For nearly 20 years, 45-year-old Susan Haase lived her life exhausted.  “I couldn’t understand why I was so tired,” Haase says.  “At first I thought it was a normal part of aging but I was only in my early 30s at the time.  When it got to the point that I was too tired to do anything at all, I decided to seek medical help.”

Haase saw her primary care physician, who referred her to a rheumatologist for testing.  Laboratory results revealed some of the physical conditions associated with systemic lupus, but produced insufficient evidence for a positive diagnosis.  Her rheumatologist suggested she schedule a sleep study, which she underwent at a center near her home in The Woodlands, Texas.  When the study showed that she stopped breathing 10 to 12 times per hour during sleep, she was diagnosed with obstructive sleep apnea and fitted with a continuous positive airway pressure (CPAP) machine.

“I hated the CPAP,” she says.  “It was extremely uncomfortable so I didn’t use it for long.  Eventually, I got a dental device that pulled my lower jaw forward, and that was easier to tolerate.” But when Haase began experiencing jaw pain and headaches after a few months, she stopped using the device.  “For a while I just didn’t do anything,” she says.

In 2006, she underwent uvulopalatopharyngoplasty (UPPP) during which her tonsils were removed and the back of her throat was shaved to enlarge the airway.  “The surgery seemed to help for about six weeks and then I was tired again,” she says.

In early 2010, a colleague with connections in the Texas Medical Center suggested she schedule an appointment with Richard Castriotta, MD, professor and division director of Pulmonary, Critical Care and Sleep Medicine at The University of Texas Medical School at Houston and medical director of the Sleep Disorders Center at Memorial Hermann-Texas Medical Center.

“By then I was tired of being tired, so after the sleep study I started wearing a CPAP regularly.  Technology had advanced, and Dr. Castriotta gave me a new mask that fit well enough that I was able to sleep with it,” says Haase, who is an assistant principal at Carl Wunsche Sr.  High School in Spring, Texas.  “But I was still feeling desperate.  I couldn’t breathe at night without the mask and didn’t want to sleep with it for the rest of my life.”

Recognizing that an underlying nasal obstruction issue was associated with her sleep apnea, Dr. Castriotta referred Haase to Tang Ho, MD, an assistant professor of facial plastic and reconstructive surgery in the Department of Otorhinolaryngology-Head and Neck Surgery at the UT Medical School.  “As otolaryngologists and facial plastic surgeons, we are often consulted by our sleep specialist colleagues to evaluate a patient’s upper airway for potential contributions to sleep apnea,” Dr. Ho says.  “Patients who have problems tolerating CPAP machines often have nasal obstruction issues that interfere with the effectiveness of the device.  Susan had a very crooked nose – the result of trauma she suffered as a child – as well as a severely deviated septum and nasal valve collapse.”

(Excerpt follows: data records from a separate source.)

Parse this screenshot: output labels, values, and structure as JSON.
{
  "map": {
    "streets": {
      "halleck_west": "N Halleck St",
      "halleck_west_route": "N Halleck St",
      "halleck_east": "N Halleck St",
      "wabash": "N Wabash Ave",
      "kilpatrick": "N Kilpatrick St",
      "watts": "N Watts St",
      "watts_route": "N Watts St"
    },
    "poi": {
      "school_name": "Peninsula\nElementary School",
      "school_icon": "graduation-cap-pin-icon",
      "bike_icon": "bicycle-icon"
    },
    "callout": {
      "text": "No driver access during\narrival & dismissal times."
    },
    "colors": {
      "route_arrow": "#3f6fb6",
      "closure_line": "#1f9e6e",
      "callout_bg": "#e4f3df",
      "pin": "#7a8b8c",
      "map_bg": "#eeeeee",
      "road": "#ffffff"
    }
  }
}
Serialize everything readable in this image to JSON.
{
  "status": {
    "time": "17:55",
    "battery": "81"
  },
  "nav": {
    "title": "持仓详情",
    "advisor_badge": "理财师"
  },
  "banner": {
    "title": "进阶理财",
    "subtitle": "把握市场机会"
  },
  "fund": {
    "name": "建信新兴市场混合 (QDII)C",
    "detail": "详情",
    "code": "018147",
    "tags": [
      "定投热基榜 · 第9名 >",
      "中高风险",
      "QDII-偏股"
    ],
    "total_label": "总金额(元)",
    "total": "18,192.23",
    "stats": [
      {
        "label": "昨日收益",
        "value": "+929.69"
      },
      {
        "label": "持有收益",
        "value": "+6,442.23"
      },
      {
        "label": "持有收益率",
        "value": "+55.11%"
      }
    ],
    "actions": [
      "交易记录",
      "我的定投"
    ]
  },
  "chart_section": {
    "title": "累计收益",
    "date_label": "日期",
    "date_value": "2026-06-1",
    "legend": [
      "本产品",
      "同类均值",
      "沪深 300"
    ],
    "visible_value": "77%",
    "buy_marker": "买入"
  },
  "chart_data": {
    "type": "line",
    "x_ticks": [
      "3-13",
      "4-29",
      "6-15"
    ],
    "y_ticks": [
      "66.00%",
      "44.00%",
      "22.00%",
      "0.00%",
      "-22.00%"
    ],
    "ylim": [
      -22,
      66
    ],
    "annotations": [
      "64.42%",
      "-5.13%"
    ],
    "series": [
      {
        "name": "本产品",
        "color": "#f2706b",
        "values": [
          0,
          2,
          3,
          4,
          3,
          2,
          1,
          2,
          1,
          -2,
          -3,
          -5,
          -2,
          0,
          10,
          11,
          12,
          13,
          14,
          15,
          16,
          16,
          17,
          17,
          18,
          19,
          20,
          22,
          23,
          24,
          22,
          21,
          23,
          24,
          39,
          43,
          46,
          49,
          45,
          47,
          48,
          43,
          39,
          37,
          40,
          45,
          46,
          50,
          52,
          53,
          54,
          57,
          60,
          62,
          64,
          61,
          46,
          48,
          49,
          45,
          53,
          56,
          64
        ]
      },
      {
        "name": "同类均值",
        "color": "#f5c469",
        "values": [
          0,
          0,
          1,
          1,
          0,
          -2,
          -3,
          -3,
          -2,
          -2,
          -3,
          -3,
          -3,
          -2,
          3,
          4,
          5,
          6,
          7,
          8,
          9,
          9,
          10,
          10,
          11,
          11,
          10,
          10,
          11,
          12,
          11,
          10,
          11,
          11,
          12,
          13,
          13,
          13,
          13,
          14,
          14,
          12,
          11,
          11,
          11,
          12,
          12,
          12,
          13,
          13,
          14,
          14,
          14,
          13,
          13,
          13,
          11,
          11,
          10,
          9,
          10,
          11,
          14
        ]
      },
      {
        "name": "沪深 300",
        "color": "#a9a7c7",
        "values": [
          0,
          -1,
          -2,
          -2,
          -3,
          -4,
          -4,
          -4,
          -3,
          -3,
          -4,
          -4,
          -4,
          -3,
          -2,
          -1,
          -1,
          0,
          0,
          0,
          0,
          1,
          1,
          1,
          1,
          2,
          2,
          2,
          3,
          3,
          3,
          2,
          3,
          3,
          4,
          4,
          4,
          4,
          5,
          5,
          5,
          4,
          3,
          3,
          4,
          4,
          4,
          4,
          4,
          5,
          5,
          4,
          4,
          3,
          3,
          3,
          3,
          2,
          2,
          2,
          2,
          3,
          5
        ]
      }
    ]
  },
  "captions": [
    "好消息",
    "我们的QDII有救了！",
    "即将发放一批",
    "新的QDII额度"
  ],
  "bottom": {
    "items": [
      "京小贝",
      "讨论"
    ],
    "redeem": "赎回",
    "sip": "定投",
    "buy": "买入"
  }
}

Dr. Ho performed a septorhinoplasty procedure to correct the nasal obstruction and reshape her nose.  A follow-up sleep study by Dr. Castriotta showed complete resolution of her obstructive sleep apnea.

“Susan is one of our dramatic successes,” Dr. Ho says.  “Many times a functional septorhinoplasty procedure relieves the underlying nasal obstruction problem sufficiently to allow the patient to decrease the CPAP settings so that the device more comfortable to wear.”

“When Dr. Castriotta called me at home to give me the results of my sleep study, I couldn’t believe it,” Haase says.  “After years of surgery and living with CPAP machines, I fully expected that the procedure wouldn’t make a difference.  When he told me I breathe normally during sleep, I was ecstatic.  For me this was a life-changing event.  I’ve had headaches nearly every day of my adult life, and I had reached the point that I was so tired I was afraid to drive.  It’s a wonderful thing to be free of that machine.”

Dr. Tang Ho’s clinical interests include both aesthetic and reconstructive surgeries of the face, including facial rejuvenation procedures (facelift, browlift, Botox® injections and injectable fillers), rhinoplasty, facial reanimation procedures for patients with facial paralysis and reconstructive surgery of skin cancer defects.

To refer a patient, please call 713.486.5019.  For more information, please visit www.ut-ent.org and www.ut-ent.net.